◆ Activity ◆
Nothing in the records may be changed; retype them in full.

Component data from apps and pages
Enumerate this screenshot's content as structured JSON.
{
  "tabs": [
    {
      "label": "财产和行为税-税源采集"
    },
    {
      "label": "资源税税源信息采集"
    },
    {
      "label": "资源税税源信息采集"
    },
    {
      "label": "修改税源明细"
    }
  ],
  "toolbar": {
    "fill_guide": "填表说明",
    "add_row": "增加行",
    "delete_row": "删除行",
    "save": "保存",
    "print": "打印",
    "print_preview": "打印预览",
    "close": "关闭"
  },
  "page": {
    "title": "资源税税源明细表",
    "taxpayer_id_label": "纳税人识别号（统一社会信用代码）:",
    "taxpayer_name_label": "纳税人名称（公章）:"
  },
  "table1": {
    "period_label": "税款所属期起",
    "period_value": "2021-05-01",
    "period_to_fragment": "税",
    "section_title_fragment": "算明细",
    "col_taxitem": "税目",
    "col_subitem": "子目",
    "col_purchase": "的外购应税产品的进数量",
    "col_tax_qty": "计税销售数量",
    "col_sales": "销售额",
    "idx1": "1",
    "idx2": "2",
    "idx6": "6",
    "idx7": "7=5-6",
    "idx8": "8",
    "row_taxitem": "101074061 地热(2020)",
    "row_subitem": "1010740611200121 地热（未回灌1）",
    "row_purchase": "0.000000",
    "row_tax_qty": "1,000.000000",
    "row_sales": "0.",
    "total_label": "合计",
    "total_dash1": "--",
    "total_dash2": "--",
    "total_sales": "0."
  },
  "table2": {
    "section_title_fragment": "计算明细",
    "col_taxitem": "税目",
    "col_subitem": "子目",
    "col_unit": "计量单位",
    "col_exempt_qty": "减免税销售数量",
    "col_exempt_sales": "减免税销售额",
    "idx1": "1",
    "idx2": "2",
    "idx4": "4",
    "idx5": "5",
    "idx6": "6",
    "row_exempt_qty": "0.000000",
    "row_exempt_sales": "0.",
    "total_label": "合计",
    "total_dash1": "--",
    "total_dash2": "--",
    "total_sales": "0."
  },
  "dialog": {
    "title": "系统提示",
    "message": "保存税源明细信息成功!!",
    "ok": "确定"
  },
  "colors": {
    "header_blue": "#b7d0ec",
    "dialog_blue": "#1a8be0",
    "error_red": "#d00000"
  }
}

◆ Exercise answer ◆
Enumerate this screenshot's content as structured JSON.
{
  "tabs": [
    {
      "label": "财产和行为税-税源采集"
    },
    {
      "label": "资源税税源信息采集"
    },
    {
      "label": "资源税税源信息采集"
    },
    {
      "label": "修改税源明细"
    }
  ],
  "toolbar": {
    "fill_guide": "填表说明",
    "add_row": "增加行",
    "delete_row": "删除行",
    "save": "保存",
    "print": "打印",
    "print_preview": "打印预览",
    "close": "关闭"
  },
  "page": {
    "title": "资源税税源明细表",
    "taxpayer_id_label": "纳税人识别号（统一社会信用代码）:",
    "taxpayer_name_label": "纳税人名称（公章）:"
  },
  "table1": {
    "period_label": "税款所属期起",
    "period_value": "2021-05-01",
    "period_to_fragment": "税",
    "section_title_fragment": "算明细",
    "col_taxitem": "税目",
    "col_subitem": "子目",
    "col_purchase": "的外购应税产品的进数量",
    "col_tax_qty": "计税销售数量",
    "col_sales": "销售额",
    "idx1": "1",
    "idx2": "2",
    "idx6": "6",
    "idx7": "7=5-6",
    "idx8": "8",
    "row_taxitem": "101074061 地热(2020)",
    "row_subitem": "1010740611200121 地热（未回灌1）",
    "row_purchase": "0.000000",
    "row_tax_qty": "1,000.000000",
    "row_sales": "0.",
    "total_label": "合计",
    "total_dash1": "--",
    "total_dash2": "--",
    "total_sales": "0."
  },
  "table2": {
    "section_title_fragment": "计算明细",
    "col_taxitem": "税目",
    "col_subitem": "子目",
    "col_unit": "计量单位",
    "col_exempt_qty": "减免税销售数量",
    "col_exempt_sales": "减免税销售额",
    "idx1": "1",
    "idx2": "2",
    "idx4": "4",
    "idx5": "5",
    "idx6": "6",
    "row_exempt_qty": "0.000000",
    "row_exempt_sales": "0.",
    "total_label": "合计",
    "total_dash1": "--",
    "total_dash2": "--",
    "total_sales": "0."
  },
  "dialog": {
    "title": "系统提示",
    "message": "保存税源明细信息成功!!",
    "ok": "确定"
  },
  "colors": {
    "header_blue": "#b7d0ec",
    "dialog_blue": "#1a8be0",
    "error_red": "#d00000"
  }
}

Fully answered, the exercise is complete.